The job of student guard has traditionally been coveted by students seeking to make money and finish homework at the same time. But a change in policy by the Department of Public Safety this summer has made the position less appealing for these multi-taskers: Guards are no longer allowed to use laptops while on duty.
Student guard Michael Ferm (COL ’15), who started working as a student guard last year, summed up the difference between this year’s shifts and last year’s shifts in one word: “bored.”
“Now I have to plan beforehand,” Ferm said. “Before, if I had articles, I could read on the computer. I now need all the printouts before I start my shift.”
While the change is irksome to many returning employees, DPS Chief of Police Jay Gruber said it stemmed from safety concerns, particularly a string of burglaries in dorms that were perpetrated by non-Georgetown students last spring. Gruber hopes the change in policy, which allows smartphones but bans e-readers and tablets in addition to laptops, will lead student guards to pay greater attention to their surroundings.
“The bottom line is the safety and security of our students,” Gruber said. “While student guards don’t have the power to make arrests, we expect them to constantly check their surroundings for people who are in the buildings unauthorized and report that to the appropriate authorities. … They are the first line of defense in all Georgetown dormitories.”
Student guard Jennifer Tubbs (SFS ’15) said that the ban has interfered with student guards’ ability to accomplish work in an efficient way while idly on the job.
“If the only thing you have to do is write a paper, you’re not going to handwrite it to type it up later,”Tubbs said.
The policy change was an unwelcome surprise to students who chose the guard job because of its conduciveness to accomplishing other work.
“I started as a guard because it was the summer, I was taking classes, it was what was available at the time and I wanted something that allowed me to do homework,” student guard Carlson Teboh(COL ’14) said.
Gruber’s message was not lost on all student employees.
“We’re not being paid to just sit here on our computers,” student guard Brittney Blakely (COL ’14) said.
The policy, however, has not been enforced universally. Currently, DPS utilizes rovers, or former student guards assigned to check on guards during their shifts and ensure that they are following DPSpolicy. Rovers, who provide guards with one 15-minute break for every four-hour shift, are generally student guards with exemplary behavior who have worked with DPS for multiple semesters.
According to Ferm, however, not all rovers enforce policies with the same strictness.
“If your rover doesn’t care about you being on your computer, then you’re fine,” Ferm said.
Some student guards also postulated that the new policy led to a decrease in the number of applicants, as well as a decrease in the number of hours that each applicant was willing to work.
“I think students are less willing to work more shifts, so I think they over-hired,” Teboh said. “I think they hired so many people to make up for loss of workers due to the new computer policy.”
Gruber refuted that point.
“I believe we have hired the normal complement of student guards this year,” Gruber wrote in an email.

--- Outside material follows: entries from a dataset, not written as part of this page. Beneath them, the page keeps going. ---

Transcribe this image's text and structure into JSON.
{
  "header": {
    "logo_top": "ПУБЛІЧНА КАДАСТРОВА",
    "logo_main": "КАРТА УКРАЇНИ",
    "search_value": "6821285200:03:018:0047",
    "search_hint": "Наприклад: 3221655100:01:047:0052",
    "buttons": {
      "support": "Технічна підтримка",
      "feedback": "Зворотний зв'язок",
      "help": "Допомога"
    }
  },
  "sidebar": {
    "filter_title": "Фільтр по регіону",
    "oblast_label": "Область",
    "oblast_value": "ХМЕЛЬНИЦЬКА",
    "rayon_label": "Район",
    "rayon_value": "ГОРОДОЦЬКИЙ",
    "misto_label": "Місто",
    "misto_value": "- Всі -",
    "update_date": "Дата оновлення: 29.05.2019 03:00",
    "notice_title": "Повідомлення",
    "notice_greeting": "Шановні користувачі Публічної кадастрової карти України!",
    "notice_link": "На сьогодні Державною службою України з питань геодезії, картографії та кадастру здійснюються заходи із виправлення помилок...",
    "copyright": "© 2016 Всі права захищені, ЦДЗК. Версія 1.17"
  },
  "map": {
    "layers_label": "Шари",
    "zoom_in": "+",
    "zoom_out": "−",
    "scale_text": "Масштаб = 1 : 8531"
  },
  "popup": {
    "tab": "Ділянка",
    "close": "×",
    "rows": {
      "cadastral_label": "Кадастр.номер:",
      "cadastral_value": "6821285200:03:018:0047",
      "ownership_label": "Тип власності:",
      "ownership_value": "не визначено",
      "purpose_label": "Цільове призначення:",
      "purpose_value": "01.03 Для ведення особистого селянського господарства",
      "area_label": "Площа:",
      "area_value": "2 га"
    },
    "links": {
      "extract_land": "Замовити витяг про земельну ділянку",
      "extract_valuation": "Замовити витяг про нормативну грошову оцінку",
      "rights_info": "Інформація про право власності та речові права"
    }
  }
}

Some students doubt that the laptop ban will have any real effect on the number of burglaries.
“My theory is that things get stolen by people that actually live in the dorms,” Teboh said.
These discrepancies, however, mirror some longstanding differences in the student guard experience dependent on the dorm in which the guard works. Shifts in dorms like LXR and New South, in which residents swipe their own GOCards, are coveted among guards because they do not require a constant stream of swiping, like shifts in Village C and Harbin Hall do.
The laptop ban is only one of the challenges student guards face on the job. Working the Saturday night shift in Lauinger Library, Katherine McIntire (COL ’16) has encountered a particular sort of struggle.
“There was one time where a guy kept coming in and out of the building,” McIntire said. “He was pretty drunk, and at one point told me I was too ‘librarian’ for him, whatever that means.”